MEMPHIS, Tenn. — Fergus Nolan was one of the first people to go public about a so-called 'black list' at city hall. The list included people who had to have special escorts in the building and who needed to be watched.
Nolan had been arrested in the Save the Greensward protests in 2016..
"I got on there a little later after I was arrested right here on the Greensward," Nolan said.
Now he says he is headed to court next week to testify in an ACLU federal lawsuit against the City of Memphis for keeping tabs on protesters from the Greensward, the bridge protests and protests outside Graceland.
The city admits to monitoring activists who took part in demonstrations and infiltrating social media groups to get information.
But a judge has ruled what the city did was 'political intelligence' when it created a security list and even disseminated information about individuals.
The judge said it violated a 1978 agreement prohibiting law enforcement from engaging in activities that interfere with a person's First Amendment rights.
Nolan says the ruling speaks volumes.
"It's a guaranteed right.
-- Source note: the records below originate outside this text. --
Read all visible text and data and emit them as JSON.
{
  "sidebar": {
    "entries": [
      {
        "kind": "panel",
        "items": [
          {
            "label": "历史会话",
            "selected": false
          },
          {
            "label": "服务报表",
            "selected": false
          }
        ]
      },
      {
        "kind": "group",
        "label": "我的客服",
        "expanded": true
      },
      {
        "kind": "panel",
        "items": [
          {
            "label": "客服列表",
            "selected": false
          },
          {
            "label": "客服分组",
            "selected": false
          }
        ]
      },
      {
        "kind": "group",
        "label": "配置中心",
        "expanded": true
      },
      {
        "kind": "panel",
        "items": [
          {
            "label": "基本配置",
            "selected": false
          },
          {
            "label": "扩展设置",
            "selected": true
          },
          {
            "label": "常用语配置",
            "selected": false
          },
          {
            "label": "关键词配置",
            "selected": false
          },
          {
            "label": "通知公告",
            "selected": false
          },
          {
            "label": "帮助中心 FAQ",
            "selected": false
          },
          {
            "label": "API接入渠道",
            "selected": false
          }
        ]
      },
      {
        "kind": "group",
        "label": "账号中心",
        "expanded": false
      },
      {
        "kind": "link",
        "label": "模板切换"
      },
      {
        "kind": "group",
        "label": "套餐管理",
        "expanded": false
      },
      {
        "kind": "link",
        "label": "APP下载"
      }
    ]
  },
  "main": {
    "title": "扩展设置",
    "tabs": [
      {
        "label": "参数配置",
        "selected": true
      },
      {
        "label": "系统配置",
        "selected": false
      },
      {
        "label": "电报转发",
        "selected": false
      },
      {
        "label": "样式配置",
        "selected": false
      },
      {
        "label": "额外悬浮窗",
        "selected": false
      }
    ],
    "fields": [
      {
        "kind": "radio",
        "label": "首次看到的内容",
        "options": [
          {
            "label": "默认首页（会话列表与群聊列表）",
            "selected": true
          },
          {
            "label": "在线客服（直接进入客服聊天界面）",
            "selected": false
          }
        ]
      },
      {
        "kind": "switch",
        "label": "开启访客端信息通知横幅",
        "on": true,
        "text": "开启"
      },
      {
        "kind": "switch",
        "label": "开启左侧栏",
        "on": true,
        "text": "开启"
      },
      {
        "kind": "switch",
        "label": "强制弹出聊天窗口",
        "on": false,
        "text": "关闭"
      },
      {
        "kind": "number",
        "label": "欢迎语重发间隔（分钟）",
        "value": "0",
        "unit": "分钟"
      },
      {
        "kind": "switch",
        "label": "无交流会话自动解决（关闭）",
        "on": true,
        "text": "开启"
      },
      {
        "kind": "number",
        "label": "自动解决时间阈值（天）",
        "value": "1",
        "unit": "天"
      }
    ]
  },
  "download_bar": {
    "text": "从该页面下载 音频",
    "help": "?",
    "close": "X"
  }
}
They have no right to record people simply exercising their first amendment right," said Nolan.
But the City of Memphis said in a statement, "The 40-year-old decree, which was drafted before the internet, security cameras and body cameras is woefully outdated. Applying it in today's technological world would severely hamper our ability to provide public safety."
The case will play out in court, but one activist who has been on the other end thinks there is reason for everyone to worry.
"The police is where the danger is coming from. They are the ones who exercised the violence, not the protestors," said Nolan.
City officials said in a statement they are confident the court will find no one's constitutional rights were violated.
The case is set to go to trial next week.